Meet the most deliciously flexible phaser.
The Transmogriphaser is an OTA-based 4-Stage phaser pedal with some serious room for exploration and control. Utilizing an internal charge pump to boost the required 9V supply to about 16V, the Transmogriphaser has enough headroom to make this one of the cleanest phasers in town, while still offering a healthy portion of scrumptious, gooey phase shifting.
With two sets of controls, one can setup two completely different sounds in a single package and switch between them with the Mode footswitch. Whether you want a subtle, vibey wobble or a throaty, almost filter-like sweep, this stompbox will take you to both of those places and all the swirling daydreams in between.
This phaser pedal is true bypass and requires 9V DC center negative power (no batteries).
The standard and phat versions are functionally identical, but the phat knobs are slightly larger.

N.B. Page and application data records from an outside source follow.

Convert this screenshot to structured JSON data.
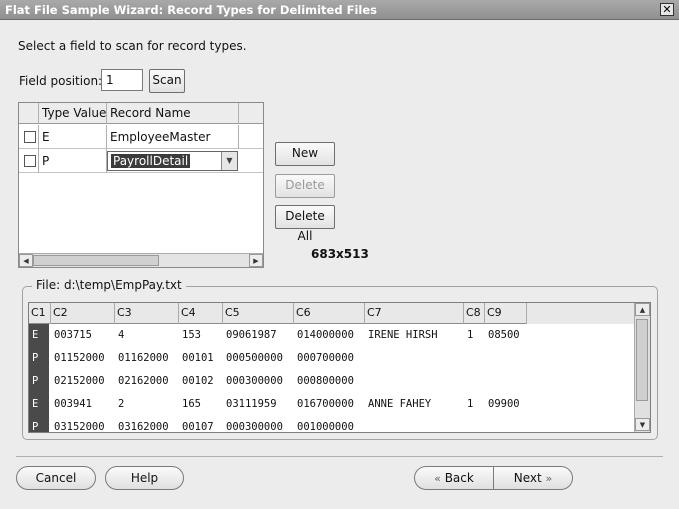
{
  "window": {
    "title": "Flat File Sample Wizard: Record Types for Delimited Files",
    "close_glyph": "✕"
  },
  "instruction": "Select a field to scan for record types.",
  "field_position": {
    "label": "Field position:",
    "value": "1",
    "scan_label": "Scan"
  },
  "record_table": {
    "headers": [
      "Type Value",
      "Record Name"
    ],
    "rows": [
      {
        "type_value": "E",
        "record_name": "EmployeeMaster"
      },
      {
        "type_value": "P",
        "record_name": "PayrollDetail"
      }
    ]
  },
  "buttons": {
    "new": "New",
    "delete": "Delete",
    "delete_all": "Delete All"
  },
  "dimensions_label": "683x513",
  "file": {
    "legend": "File: d:\\temp\\EmpPay.txt",
    "columns": [
      "C1",
      "C2",
      "C3",
      "C4",
      "C5",
      "C6",
      "C7",
      "C8",
      "C9"
    ],
    "rows": [
      [
        "E",
        "003715",
        "4",
        "153",
        "09061987",
        "014000000",
        "IRENE HIRSH",
        "1",
        "08500"
      ],
      [
        "P",
        "01152000",
        "01162000",
        "00101",
        "000500000",
        "000700000",
        "",
        "",
        ""
      ],
      [
        "P",
        "02152000",
        "02162000",
        "00102",
        "000300000",
        "000800000",
        "",
        "",
        ""
      ],
      [
        "E",
        "003941",
        "2",
        "165",
        "03111959",
        "016700000",
        "ANNE FAHEY",
        "1",
        "09900"
      ],
      [
        "P",
        "03152000",
        "03162000",
        "00107",
        "000300000",
        "001000000",
        "",
        "",
        ""
      ]
    ]
  },
  "nav": {
    "cancel": "Cancel",
    "help": "Help",
    "back": "Back",
    "next": "Next"
  },
  "icons": {
    "checkbox": "checkbox-icon",
    "dropdown": "chevron-down-icon",
    "back": "chevron-left-icon",
    "next": "chevron-right-icon"
  }
}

Depth - This controls the amount of phase shifting that occurs. Dialing it back will yield a mild wobble and cranking it up will lead to a deep swirling phasing.
Feedback - This controls the resonance in the circuit. Dialing this down will make the overall effect more subdued and cranking it will lead to an almost vocal-like phase shifting. The depth and feedback react to one another so make sure to explore them both at the same time.

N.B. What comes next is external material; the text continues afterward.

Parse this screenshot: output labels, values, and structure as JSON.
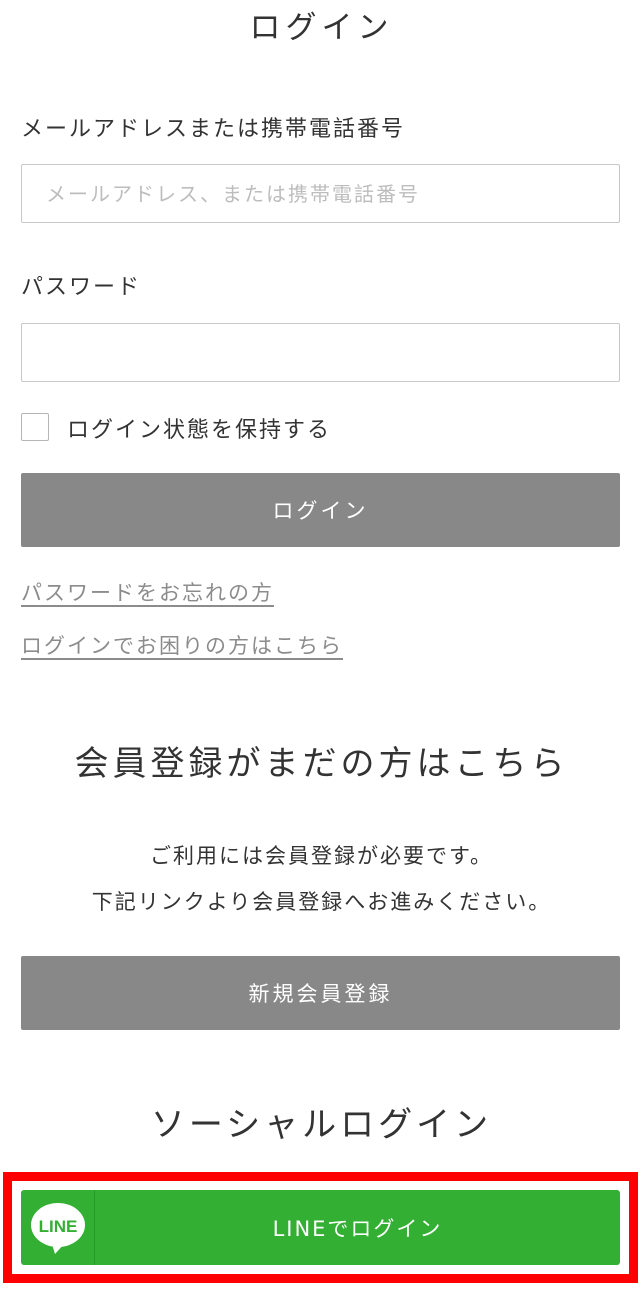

Rate - This controls the frequency of the LFO that sweeps the phase shifting.
Range - This changes the minimum and maximum settings of the rate control. When in the down position, slower phasing can be achieved and when in the up position, the maximum rate increases almost into ring modulator territory.
Mode - The Mode switch on the left switches between the two sets of controls. The selected mode is indicated by the two pulsing LEDs in the middle of the pedal. When the left one is oscillating, the controls on the left are active and vice versa.

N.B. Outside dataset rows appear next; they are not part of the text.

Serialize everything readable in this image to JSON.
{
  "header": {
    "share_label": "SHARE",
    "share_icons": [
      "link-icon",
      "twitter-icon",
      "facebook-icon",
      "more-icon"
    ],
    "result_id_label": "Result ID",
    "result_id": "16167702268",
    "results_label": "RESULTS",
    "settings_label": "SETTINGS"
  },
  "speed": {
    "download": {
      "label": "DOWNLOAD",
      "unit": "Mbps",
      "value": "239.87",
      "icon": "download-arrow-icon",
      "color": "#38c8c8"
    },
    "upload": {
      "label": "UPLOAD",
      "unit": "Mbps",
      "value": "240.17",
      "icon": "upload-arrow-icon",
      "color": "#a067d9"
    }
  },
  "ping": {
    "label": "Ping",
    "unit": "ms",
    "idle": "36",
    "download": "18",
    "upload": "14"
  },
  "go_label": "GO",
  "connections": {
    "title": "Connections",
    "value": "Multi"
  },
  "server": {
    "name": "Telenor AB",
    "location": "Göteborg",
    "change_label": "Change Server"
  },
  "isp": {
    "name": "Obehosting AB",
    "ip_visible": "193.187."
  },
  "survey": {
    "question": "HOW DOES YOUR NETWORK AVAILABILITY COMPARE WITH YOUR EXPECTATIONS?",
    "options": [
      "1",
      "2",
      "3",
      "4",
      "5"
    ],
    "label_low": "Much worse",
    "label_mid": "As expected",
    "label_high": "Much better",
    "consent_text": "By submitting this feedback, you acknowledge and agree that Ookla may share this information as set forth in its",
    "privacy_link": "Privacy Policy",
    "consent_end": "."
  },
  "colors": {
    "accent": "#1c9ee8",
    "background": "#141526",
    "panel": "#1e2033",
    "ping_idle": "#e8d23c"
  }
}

FX - Push this switch to turn the phaser on or push it again to turn it off because the rest of the band is getting tired of always playing Pink Floyd songs and really would prefer to start rehearsing the math-rock opera that the drummer wrote.